decades of research has 2 decades of research have 14 decades of [nn*] has 4 decades of [nn*] have 60 centuries of [nn*] has 2 centuries of [nn*] have 14 months of [nn*] has 7 months of [nn*] have 21
Looking at the British National Corpus, again both variants are not unheard of, but the corpus size is too small to say anything decisively:
decades of [nn*] has 1 decades of [nn*] have 0 centuries of [nn*] has 0 centuries of [nn*] have 3 months of [nn*] has 2 months of [nn*] have 3
In conclusion, when writing for an international audience, I would favor plural. When writing for a local audience, I would favor whatever comes more naturally to me in my local dialect.
It depends on whether you're talking about the research or the decades. If you mean "Research which took decades", use the singular verb (research is a mass noun so it doesn't take plural verbs); if you mean "Decades, which were spent doing research", use the plural.

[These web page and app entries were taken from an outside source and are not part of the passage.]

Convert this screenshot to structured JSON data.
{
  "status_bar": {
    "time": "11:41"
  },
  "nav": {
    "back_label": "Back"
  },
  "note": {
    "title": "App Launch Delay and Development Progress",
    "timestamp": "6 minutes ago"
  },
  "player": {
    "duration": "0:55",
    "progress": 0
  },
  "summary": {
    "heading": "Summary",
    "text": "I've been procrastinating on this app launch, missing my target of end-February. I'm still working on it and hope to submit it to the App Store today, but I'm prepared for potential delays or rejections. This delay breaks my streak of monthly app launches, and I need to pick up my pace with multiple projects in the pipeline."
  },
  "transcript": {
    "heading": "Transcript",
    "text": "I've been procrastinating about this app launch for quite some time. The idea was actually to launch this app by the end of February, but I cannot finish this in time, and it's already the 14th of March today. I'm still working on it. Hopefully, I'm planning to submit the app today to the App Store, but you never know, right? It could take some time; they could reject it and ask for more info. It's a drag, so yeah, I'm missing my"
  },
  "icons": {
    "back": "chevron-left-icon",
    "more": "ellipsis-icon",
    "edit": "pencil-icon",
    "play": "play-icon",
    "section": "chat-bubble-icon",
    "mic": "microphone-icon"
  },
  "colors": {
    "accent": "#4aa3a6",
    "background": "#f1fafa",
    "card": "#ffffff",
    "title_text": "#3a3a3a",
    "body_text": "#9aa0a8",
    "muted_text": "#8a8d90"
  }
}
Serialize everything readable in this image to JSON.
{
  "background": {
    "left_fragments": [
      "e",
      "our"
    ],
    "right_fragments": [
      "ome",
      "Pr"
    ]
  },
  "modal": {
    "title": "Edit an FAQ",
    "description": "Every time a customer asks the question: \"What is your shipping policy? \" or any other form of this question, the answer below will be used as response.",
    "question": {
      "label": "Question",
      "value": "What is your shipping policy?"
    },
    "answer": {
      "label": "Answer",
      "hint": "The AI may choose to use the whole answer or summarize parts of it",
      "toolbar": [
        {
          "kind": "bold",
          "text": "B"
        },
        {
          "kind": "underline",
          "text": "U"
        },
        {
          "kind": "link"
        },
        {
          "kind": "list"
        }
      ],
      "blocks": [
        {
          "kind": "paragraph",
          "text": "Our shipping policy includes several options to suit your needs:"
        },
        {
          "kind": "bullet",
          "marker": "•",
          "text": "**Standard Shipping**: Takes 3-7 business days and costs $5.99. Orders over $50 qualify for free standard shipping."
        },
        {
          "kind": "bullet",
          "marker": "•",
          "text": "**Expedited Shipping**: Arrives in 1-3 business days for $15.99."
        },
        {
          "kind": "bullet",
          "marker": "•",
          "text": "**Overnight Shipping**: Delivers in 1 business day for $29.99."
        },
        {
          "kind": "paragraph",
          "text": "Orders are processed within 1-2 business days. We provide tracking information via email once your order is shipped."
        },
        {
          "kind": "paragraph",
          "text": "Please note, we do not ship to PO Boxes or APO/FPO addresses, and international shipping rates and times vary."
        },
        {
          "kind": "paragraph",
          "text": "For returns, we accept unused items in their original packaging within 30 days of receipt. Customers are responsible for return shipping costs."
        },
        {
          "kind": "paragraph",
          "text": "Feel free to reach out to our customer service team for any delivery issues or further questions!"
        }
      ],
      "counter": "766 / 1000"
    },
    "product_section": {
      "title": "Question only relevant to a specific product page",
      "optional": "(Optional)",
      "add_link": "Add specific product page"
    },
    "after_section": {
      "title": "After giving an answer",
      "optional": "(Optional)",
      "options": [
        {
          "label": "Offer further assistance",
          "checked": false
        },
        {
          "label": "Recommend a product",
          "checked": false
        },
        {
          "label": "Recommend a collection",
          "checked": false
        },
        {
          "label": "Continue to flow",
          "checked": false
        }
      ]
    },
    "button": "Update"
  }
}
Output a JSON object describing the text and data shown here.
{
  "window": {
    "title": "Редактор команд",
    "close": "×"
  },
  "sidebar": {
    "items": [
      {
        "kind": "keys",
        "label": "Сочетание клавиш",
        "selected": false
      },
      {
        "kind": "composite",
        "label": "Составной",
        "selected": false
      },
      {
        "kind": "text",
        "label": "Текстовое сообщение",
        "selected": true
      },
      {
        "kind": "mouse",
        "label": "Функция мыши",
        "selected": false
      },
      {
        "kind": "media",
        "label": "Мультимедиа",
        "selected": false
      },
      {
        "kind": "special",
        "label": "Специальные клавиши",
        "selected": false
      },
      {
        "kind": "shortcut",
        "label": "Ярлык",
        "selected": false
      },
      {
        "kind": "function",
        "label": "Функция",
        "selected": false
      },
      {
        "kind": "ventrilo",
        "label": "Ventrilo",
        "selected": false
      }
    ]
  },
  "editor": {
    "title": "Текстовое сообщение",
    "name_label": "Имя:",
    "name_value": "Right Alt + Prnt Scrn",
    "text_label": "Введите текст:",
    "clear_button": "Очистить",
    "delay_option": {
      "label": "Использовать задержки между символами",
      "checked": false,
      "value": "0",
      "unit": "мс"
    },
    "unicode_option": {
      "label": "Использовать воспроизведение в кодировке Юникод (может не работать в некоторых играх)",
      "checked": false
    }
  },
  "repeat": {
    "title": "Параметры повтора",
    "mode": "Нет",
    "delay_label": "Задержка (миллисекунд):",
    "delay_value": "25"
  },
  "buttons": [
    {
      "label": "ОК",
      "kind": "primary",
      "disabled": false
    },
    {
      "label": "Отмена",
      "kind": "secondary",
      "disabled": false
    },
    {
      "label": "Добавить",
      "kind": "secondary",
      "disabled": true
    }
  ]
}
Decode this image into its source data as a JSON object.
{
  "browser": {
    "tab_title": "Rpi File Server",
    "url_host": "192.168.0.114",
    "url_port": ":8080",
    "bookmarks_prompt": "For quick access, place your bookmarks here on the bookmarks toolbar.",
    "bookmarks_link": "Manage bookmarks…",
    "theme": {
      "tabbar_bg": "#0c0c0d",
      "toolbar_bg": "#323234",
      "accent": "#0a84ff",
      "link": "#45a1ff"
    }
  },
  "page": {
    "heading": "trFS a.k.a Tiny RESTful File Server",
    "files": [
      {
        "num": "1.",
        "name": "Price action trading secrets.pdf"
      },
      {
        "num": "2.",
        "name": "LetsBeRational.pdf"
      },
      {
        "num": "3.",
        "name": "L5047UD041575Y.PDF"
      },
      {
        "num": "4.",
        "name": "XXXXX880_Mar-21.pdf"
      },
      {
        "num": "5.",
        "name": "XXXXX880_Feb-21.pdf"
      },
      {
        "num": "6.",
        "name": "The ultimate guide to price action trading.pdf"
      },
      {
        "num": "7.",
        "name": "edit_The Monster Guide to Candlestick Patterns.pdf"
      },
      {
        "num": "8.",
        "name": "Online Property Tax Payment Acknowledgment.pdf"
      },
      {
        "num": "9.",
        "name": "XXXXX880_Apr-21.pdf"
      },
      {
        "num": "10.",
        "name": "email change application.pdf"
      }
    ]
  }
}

For example, "The decades of research were the happiest time of my life" but "Decades of research was needed to solve the problem." (Similarly, "tons of concrete was needed to fill the hole.")